From an early age, Smith understood the importance of leading by example and living her best life. Despite not always having support or positive role models, she remained steadfast in her determination to be a beacon of light for others. Her unwavering commitment to being a good leader and role model has driven her to overcome personal obstacles and create a positive impact on the lives of those around her.
Growing up with a single mother in poverty, she faced the harsh realities of life head-on. At just 16, she became a mother, adding another layer of responsibility to her already demanding circumstances; however, Smith refused to let these challenges define her future, recognizing that she had the power to shape her destiny.
Along her journey, Smith was fortunate to find individuals who believed in her and championed her potential. Their unwavering belief served as a guiding light during her darkest moments, reminding her that she had the strength to conquer any obstacle. With their support, Smith’s spirit remained unbroken, fueling her determination to become a role model for others facing similar struggles.
Despite dropping out of school and enduring domestic violence, she found the strength to rebuild her life. At 23 she made the courageous decision to return to school and earned her high school diploma. This marked the beginning of a remarkable journey of self-discovery and empowerment.
Today she actively engages in community-building initiatives with organizations that tackle social issues—wholeheartedly supporting and encouraging the community’s healing journey. Notably, Smith is one of the founders of Drag the Red, a community-led initiative in Winnipeg, Manitoba, aimed at searching the Red River for evidence related to missing persons, particularly Indigenous women. The initiative brings together volunteers who conduct searches along the riverbanks, using various methods to assist in locating any potential evidence. Its primary focus is to raise awareness, support the families affected by MMIWG, and contribute to the healing and justice-seeking process.
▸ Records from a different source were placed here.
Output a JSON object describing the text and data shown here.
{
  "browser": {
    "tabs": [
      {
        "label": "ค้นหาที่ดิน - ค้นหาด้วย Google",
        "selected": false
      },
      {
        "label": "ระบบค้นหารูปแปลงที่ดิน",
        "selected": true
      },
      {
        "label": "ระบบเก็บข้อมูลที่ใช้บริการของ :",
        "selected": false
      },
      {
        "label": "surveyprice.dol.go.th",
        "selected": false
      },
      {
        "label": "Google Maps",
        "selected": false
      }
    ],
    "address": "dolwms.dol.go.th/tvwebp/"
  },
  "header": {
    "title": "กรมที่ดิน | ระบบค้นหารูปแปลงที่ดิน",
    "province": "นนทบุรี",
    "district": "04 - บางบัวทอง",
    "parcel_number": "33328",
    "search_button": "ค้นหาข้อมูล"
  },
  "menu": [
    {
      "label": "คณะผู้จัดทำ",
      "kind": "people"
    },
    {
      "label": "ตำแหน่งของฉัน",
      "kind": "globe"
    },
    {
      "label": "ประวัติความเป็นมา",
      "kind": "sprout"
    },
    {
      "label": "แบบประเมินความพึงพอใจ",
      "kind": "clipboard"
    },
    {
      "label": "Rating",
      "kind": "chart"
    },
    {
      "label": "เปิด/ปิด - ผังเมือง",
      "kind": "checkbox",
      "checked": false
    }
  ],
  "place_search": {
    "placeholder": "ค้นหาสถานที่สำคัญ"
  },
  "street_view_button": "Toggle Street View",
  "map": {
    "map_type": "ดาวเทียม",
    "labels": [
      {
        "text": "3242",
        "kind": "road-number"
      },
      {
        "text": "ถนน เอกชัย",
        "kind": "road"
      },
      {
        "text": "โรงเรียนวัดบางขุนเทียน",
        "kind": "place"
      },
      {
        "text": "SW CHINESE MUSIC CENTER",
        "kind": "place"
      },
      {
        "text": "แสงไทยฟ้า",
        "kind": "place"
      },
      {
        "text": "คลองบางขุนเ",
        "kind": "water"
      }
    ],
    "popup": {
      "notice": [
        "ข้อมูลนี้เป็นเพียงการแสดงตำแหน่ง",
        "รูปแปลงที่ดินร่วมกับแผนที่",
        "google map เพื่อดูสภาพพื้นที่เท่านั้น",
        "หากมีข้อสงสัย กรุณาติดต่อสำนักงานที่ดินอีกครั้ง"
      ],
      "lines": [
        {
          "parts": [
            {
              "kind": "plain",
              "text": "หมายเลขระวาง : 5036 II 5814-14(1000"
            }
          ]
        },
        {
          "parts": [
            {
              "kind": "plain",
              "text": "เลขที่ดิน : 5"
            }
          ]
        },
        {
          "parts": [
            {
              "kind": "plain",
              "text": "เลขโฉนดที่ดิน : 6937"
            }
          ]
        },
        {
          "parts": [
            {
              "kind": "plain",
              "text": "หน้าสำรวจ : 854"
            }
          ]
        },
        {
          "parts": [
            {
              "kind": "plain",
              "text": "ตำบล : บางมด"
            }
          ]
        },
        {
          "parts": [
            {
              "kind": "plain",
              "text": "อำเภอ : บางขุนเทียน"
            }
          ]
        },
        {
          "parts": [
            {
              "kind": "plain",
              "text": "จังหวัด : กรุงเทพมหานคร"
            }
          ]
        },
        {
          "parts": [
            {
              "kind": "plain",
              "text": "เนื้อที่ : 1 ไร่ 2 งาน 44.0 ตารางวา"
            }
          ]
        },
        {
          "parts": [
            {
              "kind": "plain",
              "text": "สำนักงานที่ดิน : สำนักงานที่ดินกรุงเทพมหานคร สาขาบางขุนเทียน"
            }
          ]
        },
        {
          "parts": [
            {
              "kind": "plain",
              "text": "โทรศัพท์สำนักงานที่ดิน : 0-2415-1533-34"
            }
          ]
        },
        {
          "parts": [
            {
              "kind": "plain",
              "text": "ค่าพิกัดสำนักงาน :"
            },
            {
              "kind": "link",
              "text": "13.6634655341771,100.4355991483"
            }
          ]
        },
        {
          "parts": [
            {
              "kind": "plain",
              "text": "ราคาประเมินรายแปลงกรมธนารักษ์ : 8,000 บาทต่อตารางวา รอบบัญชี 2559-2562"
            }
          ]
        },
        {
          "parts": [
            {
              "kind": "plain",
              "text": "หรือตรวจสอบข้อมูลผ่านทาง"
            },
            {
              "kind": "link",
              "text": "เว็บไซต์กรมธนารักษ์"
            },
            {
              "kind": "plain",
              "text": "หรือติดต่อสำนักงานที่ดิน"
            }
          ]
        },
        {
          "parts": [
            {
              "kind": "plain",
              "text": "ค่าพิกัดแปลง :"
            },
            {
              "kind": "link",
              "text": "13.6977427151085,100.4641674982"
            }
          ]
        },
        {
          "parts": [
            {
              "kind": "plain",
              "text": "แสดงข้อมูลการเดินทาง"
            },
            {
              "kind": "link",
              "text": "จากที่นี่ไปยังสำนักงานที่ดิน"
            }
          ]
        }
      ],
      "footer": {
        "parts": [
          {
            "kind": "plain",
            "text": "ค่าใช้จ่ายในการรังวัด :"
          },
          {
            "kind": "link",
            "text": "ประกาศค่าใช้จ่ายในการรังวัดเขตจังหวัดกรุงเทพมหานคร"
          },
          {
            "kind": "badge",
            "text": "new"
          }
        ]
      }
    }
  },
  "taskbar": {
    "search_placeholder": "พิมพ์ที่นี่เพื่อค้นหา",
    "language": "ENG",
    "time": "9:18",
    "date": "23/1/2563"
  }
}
Drag the Red was formed after the murder of Tina Fontaine (a 15-year-old from Sagkeeng First Nation in Manitoba) whose body was discovered in the Red River in Winnipeg, Manitoba, on August 17, 2014. She had been reported missing a week earlier. Fontaine’s tragic death gained significant attention and sparked widespread outrage and calls for justice, as it brought attention to the systemic issues and violence faced by Indigenous women and girls in Canada.
Many Indigenous Peoples were fed up with delays in response to MMIWG, and it was Smith who led the charge to continue searching for Indigenous Peoples in Winnipeg’s Red River, hence the establishment of Drag the Red.
Today, Smith’s work extends beyond MMIWG. She actively tackles other pressing matters through her involvement in various legislative issues, such as affordable housing, mental health support and education. Her advocacy is centered around marginalized communities, championing policies and initiatives that strive for a more equitable society.
Both Fontaine and Smith have played pivotal roles in advocating for Indigenous rights and reconciliation, working toward long-term solutions, seeing beyond immediate challenges and bringing about meaningful change.
By celebrating both of these leaders, we acknowledge the unique qualities they bring to Indigenous leadership and the significant impacts they have made in their respective roles. Their visionary thinking, commitment to justice, resilience and dedication to community empowerment are characteristics that deserve recognition and celebration. Together, they represent the strength, resilience and determination of Indigenous leaders who continue to shape a brighter future for all.